“A Furry, One Ounce, Human?: Modeling Binge Drinking with Mice”
|Date:||Thursday, March 1, 2018|
|Time:||10:00 a.m. to 12 noon|
|Location:||Alumni Hall (VC 112), 1st floor, Victoria College, 91 Charles Street West, University of Toronto|
This talk will explore the apparent disconnect between researchers’ theories and practices by examining the development of a new mouse model of binge drinking. The model was developed by a group of researchers who were committed to the view that behaviors are complex, multifactorial phenomena; and yet the model resembled the type of reductionist, biomedical approach to understanding addiction that social theorists have critiqued for decades. I argue that this contradiction lessens when the “extrafactual” work taking place before and alongside the production of specific genetic findings is taken into account. Using ethnographic data, I trace out the ontological and epistemological commitments that drove the model’s development, and demonstrate how researchers gained non-genetic knowledge through working with the model. The insight gained from this ethnographic perspective has important implications for engaging in effective critical dialogue with those developing animal models of addiction.

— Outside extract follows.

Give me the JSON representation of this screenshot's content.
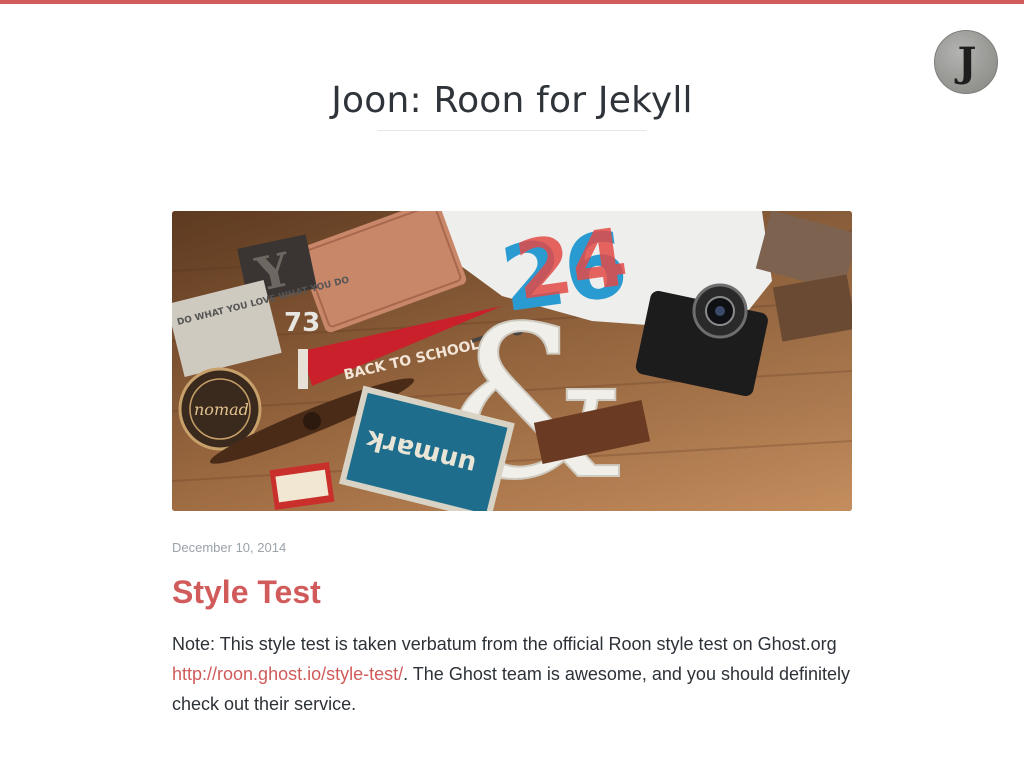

Dr. Nicole Nelson is an Assistant Professor in the Department of History at the University of Wisconsin-Madison. In her research, Nelson uses ethnographic methods to study knowledge production in the life sciences, with a focus on scientific models and the changing status of scientific facts. This research connects with literatures in the history and philosophy of science on model organisms and historical epistemology, as well as with the tradition of laboratory studies and the more recent “ontological turn” in STS. She is also a Collaborating Editor for the journal Social Studies of Science.